The UN announced that the latest talks to end Syria's five-year civil war might face new delays as world powers dispute whom they will allow to represent the opposition. The war, which began as a series of peaceful protests against President Bashar al-Assad, has killed more than 250,000 people and forced several million from their homes.
"It's likely that the date of the 25th might slip by a few days simply for practical reasons," Farhan Haq, a spokesman for UN Secretary-General Ban Ki-moon, said Thursday.
Haq said UN officials would re-evaluate preparations over the weekend and make a decision about the Monday start of the talks in Geneva. US Secretary of State John Kerry backed up Haq's assessment that any delay would prove minor.
"It may be a day or two for invitations but there is not going to be a fundamental delay," Kerry said Thursday. "The process will begin on the 25th, and they will get together and see where we are," he added.
Stalled multifront discussions
Diplomats continue to scramble to resolve the key question of who will represent Syria's fractious opposition at the talks with the Assad regime. The main coalition of opposition bodies, the High Negotiations Committee, had announced a delegation to the talks on Wednesday, but its composition quickly came under fire. The group named Mohamed Alloush, a political leader of the Saudi-backed armed group Jaish al-Islam, as its chief negotiator at the talks.

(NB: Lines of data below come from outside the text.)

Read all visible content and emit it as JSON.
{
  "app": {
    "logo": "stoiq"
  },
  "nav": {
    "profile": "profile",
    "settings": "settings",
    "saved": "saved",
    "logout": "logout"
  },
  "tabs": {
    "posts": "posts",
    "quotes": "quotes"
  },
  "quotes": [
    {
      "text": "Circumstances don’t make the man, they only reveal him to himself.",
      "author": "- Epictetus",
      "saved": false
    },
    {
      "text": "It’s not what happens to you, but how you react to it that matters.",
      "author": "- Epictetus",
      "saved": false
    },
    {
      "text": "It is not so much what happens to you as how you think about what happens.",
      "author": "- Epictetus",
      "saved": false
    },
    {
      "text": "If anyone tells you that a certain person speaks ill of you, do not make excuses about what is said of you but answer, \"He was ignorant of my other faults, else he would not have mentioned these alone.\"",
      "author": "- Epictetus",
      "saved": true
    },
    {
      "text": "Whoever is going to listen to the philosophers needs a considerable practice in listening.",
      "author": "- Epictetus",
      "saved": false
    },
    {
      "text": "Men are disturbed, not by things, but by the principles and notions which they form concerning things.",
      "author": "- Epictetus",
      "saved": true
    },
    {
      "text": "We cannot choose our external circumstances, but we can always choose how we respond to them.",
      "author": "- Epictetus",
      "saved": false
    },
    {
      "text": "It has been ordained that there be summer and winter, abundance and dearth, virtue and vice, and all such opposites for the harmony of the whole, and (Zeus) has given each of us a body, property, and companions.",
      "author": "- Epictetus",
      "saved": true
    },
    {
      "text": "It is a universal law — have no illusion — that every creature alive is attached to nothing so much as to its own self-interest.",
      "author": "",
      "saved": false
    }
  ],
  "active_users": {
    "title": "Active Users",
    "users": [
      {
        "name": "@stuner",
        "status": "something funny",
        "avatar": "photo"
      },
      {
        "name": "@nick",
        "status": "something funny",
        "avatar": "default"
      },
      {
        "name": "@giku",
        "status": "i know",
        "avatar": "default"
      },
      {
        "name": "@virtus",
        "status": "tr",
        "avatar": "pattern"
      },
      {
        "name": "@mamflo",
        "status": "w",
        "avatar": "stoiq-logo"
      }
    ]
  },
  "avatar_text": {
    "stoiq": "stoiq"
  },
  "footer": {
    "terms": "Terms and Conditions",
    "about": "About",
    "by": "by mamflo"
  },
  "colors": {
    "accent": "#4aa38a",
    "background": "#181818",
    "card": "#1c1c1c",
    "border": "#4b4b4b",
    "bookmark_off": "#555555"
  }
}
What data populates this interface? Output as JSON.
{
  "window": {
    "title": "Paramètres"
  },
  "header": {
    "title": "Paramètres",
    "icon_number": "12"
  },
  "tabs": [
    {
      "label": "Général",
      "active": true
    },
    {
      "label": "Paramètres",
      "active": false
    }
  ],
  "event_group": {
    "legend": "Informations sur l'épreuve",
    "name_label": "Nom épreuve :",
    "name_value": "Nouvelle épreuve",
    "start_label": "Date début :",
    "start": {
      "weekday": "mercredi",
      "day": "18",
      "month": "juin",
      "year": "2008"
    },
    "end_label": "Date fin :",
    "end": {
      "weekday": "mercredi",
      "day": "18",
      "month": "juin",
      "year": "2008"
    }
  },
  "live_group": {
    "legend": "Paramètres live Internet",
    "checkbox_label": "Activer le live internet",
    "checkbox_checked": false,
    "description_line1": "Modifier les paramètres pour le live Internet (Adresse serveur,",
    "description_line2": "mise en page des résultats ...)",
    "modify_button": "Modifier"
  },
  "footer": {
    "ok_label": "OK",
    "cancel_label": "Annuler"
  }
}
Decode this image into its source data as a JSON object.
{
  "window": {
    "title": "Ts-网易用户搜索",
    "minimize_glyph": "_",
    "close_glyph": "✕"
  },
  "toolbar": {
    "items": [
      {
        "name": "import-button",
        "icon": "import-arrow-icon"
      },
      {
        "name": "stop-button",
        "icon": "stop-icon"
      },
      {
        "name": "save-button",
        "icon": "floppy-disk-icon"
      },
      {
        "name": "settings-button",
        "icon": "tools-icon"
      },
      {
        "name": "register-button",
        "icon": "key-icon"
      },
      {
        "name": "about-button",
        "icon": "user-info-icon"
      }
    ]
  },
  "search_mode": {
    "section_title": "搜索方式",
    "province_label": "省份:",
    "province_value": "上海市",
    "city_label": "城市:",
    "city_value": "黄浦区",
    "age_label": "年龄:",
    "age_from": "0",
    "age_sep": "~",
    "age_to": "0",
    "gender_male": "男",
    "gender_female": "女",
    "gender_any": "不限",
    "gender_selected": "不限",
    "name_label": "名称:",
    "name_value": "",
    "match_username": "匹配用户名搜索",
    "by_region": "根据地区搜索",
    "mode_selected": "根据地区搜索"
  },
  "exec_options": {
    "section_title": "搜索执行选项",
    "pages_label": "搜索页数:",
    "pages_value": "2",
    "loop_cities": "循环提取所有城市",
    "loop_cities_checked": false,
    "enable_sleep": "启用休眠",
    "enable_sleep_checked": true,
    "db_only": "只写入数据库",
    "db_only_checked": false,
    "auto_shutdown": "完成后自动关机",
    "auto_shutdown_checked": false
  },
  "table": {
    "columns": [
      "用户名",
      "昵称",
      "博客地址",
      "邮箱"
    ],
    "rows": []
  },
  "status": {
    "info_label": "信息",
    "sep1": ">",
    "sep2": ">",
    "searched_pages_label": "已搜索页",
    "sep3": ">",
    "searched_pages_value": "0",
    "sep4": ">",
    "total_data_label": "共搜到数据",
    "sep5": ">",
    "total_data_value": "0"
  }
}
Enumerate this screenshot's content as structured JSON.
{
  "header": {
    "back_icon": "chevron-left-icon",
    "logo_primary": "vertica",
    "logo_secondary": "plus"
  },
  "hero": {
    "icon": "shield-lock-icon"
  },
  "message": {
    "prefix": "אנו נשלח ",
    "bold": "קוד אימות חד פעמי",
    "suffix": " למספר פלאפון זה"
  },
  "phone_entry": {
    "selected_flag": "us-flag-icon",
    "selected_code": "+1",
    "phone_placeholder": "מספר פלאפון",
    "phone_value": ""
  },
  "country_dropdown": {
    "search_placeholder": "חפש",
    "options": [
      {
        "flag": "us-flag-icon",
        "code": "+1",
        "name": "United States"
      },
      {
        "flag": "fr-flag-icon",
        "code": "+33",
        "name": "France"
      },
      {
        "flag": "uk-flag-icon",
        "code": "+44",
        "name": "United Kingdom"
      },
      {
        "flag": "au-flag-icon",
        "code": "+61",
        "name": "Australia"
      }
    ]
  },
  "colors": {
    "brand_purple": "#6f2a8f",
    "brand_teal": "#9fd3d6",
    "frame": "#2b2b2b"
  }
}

The National Coordinating Committee for Democratic Change called it "not acceptable" that the delegation's chief would come from the armed opposition. "This sends the wrong political message to the Syrian people," the committee charged.
The United States, Turkey and Iran have also sparred with one another and Russia over which groups to invite. Russia and Iran support the Assad regime, while the United States, Turkey and many European nations ally with various rebel factions.
Disagreement also remains over whether one or two delegations will represent the opposition. Making the High Negotiations Committee the sole representative, which the body insists on, excludes other opposition groups, as well as minorities such as Kurds who also have much at stake in a post-Assad Syria.
The pro-regime Al-Watan reported that Russian officials wanted a joint opposition delegation, with half the members chosen in Moscow and the rest by the High Negotiations Committee. However, some opposition figures have said they would stay home rather than participate in talks dominated by Russia.
mkg/bw (Reuters, AFP, dpa, AP)